    • Means you do not consider them part of the congregation.
    • Means you are polite, kind, patient, ready to forgive or welcome back but they must know that their repentance is required first.

If we followed this teaching in trying to deal with unrepentant sinners who offend us or the church we could eliminate cliques and feuds and personal division between brethren and we would demonstrate that we are not afraid to discipline the immoral, the divisive and the unfaithful - maybe save the their souls.

3. Dealing with the brother who is unaware of his offense against you

'And forgive us our sins,
For we ourselves also forgive everyone who is indebted to us.
And lead us not into temptation.'"
- Luke 11:4

This is the trickiest situation because sometimes we are hurt by people who never intended to offend us or who are completely unaware that they have, by their words or deeds, made us feel bad.
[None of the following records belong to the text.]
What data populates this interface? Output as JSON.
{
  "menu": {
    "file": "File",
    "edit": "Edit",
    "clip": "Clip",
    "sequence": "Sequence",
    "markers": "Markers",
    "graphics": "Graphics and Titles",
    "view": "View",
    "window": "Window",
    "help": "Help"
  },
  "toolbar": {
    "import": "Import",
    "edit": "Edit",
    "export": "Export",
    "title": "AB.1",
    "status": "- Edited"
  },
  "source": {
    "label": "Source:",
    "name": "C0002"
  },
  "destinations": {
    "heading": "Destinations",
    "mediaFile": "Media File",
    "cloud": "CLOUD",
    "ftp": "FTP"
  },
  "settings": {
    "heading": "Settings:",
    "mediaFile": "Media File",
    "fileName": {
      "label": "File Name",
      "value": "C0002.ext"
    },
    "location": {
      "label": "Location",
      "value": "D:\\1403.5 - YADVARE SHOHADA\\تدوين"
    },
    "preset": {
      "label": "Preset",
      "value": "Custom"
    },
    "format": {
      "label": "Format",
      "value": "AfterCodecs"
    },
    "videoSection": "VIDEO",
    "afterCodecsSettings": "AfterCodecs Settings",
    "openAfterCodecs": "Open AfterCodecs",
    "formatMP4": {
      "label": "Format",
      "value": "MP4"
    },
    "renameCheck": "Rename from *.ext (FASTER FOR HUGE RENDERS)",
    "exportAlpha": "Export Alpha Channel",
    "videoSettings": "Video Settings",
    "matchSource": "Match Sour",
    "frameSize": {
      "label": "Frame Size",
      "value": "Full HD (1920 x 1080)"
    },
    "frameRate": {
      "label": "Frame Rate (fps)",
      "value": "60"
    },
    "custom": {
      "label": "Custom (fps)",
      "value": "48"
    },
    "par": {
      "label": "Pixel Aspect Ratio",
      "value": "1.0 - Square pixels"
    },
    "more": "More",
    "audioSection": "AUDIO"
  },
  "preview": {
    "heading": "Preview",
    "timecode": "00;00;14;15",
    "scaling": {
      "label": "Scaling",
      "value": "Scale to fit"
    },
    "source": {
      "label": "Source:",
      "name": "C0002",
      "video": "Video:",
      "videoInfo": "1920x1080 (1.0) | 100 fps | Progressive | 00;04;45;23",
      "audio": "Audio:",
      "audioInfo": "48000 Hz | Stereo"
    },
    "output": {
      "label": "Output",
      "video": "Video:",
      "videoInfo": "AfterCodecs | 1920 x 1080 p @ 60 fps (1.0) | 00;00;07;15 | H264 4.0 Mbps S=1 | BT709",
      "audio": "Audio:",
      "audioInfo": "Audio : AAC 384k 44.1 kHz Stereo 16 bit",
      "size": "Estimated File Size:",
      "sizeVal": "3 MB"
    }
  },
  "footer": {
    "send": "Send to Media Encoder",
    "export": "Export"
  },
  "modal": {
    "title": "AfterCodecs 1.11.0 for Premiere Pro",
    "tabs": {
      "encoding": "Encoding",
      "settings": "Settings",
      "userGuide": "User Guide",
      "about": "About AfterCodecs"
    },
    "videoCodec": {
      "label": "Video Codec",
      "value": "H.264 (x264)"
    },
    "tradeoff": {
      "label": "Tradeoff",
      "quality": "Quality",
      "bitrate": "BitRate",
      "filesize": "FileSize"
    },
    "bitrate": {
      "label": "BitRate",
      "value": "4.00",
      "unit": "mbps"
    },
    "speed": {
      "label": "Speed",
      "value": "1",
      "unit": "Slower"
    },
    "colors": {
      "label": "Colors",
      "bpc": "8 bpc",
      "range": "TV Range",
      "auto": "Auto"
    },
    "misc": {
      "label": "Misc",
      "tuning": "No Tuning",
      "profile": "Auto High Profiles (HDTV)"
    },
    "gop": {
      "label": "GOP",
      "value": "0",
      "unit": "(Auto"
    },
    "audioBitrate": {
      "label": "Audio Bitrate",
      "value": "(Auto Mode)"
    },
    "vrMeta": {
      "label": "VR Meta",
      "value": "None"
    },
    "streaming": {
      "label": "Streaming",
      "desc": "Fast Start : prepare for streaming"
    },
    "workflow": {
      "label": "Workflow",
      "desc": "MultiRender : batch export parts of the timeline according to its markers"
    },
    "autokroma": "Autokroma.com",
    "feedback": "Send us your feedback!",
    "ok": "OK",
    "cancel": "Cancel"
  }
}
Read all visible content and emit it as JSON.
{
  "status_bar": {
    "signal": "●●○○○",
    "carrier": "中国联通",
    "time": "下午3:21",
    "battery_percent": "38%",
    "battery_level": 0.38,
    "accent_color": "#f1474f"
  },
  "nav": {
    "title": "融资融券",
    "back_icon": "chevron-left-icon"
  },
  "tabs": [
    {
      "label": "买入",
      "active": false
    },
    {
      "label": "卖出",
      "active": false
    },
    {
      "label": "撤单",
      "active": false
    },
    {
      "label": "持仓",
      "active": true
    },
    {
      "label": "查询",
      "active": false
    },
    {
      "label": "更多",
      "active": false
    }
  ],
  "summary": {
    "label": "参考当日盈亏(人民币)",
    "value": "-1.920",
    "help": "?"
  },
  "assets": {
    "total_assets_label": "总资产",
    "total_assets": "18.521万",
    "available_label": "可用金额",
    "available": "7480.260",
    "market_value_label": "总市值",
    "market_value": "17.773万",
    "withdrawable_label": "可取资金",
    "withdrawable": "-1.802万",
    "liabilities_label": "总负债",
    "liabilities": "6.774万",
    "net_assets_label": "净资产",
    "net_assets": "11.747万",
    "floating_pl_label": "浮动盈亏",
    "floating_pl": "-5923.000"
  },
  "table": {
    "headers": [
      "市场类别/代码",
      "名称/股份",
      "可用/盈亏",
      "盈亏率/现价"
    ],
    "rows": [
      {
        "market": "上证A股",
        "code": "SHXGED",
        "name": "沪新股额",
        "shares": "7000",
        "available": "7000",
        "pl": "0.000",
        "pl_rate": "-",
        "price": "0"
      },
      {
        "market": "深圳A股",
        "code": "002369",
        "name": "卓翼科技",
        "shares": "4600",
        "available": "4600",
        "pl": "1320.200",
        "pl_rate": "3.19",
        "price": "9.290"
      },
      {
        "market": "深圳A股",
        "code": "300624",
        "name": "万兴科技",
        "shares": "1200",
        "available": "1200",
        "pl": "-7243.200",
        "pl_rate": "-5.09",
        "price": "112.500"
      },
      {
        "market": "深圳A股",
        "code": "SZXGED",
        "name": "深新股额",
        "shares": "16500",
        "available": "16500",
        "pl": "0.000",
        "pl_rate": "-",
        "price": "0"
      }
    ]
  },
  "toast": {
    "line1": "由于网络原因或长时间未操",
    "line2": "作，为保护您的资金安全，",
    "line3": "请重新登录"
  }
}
We usually have several options with them.

  • Feel bad and secretly hate them. We give them the partial silent treatment hoping that they'll figure out something is wrong. Rarely works and causes more bad feelings on both sides.
  • Go to them and tell them about what has happened and how you feel. It's like cornering someone where they have no choice but to either insult you some more or apologize. Very little satisfaction.
  • Simply do what Jesus says, ".. forgive everyone who is indebted to us".

To freely forgive someone who has offended us but is unaware is truly not letting the right hand Know what the left is doing and is so much more satisfying than demanding an apology when dealing with the repeat offender, the unrepentant offender, the brother who is unaware of his offense...

4. Dealing with the brother you offend

23 Therefore if you are presenting your offering at the altar, and there remember that your brother has something against you, 24 leave your offering there before the altar and go; first be reconciled to your brother, and then come and present your offering.
- Matthew 5:23-24

This situation is easiest to understand but the most difficult to accomplish. We know in our hearts when we're wrong and as Christians we know what we should do. But we put it off until tomorrow or we rationalize it by saying it's no big deal or they'll get over it - "I wouldn't be offended" or we blame the other person for provoking us.

Sooner or later we have to face God to praise Him or make our requests known to Him and He says that these things will fall on deaf ears unless we are right with our brothers first. How can we be sincere in our love for God if we consciously are the enemy of someone else and do nothing to make peace with them?

We need to remember that in situations where the offense is between brothers and sisters in Christ the objective is not to win the argument or the apology - the objective is to win the brother, and restore the unity of the Spirit in the hand of peace (Ephesians 4:3).

Summary

In the end, dealing with our enemies whether they be Christians or non-Christians involves our reacting with Christian love to their actions. When it comes to dealing with the offenses of our enemies against us God requires the most difficult expression of that love - the one that sees us dying to self, facing our fear of rejection and hurt, in order to save someone we don't particularly care about at the moment - this is what loving your enemy is all about.

1 Peter 4:8 says that "...love covers a multitude of sins."

Peter doesn't say that love justifies or excuses sins but rather that love, through its humbling efforts will restore their brother's soul and in so doing will cover their sins with the blood of Christ, and demonstrate clearly that we are true disciples of Jesus Christ. When considering these things, what do you think your need is as far as dealing with your enemies is considered?

  • Do you need to give up fighting your enemy and begin witnessing to him instead?
  • Do you need to deny your pride and stubbornness and reach out to someone who needs to find forgiveness from God or from you?
  • Do you need to seek forgiveness for yourself for something you have done or are hiding?

The Lord encourages you to go to those who need your witness or forgiveness.

"Excellent resources for Bible class teachers, preachers and students."


Chris Hill
Minister, Luther Church of Christ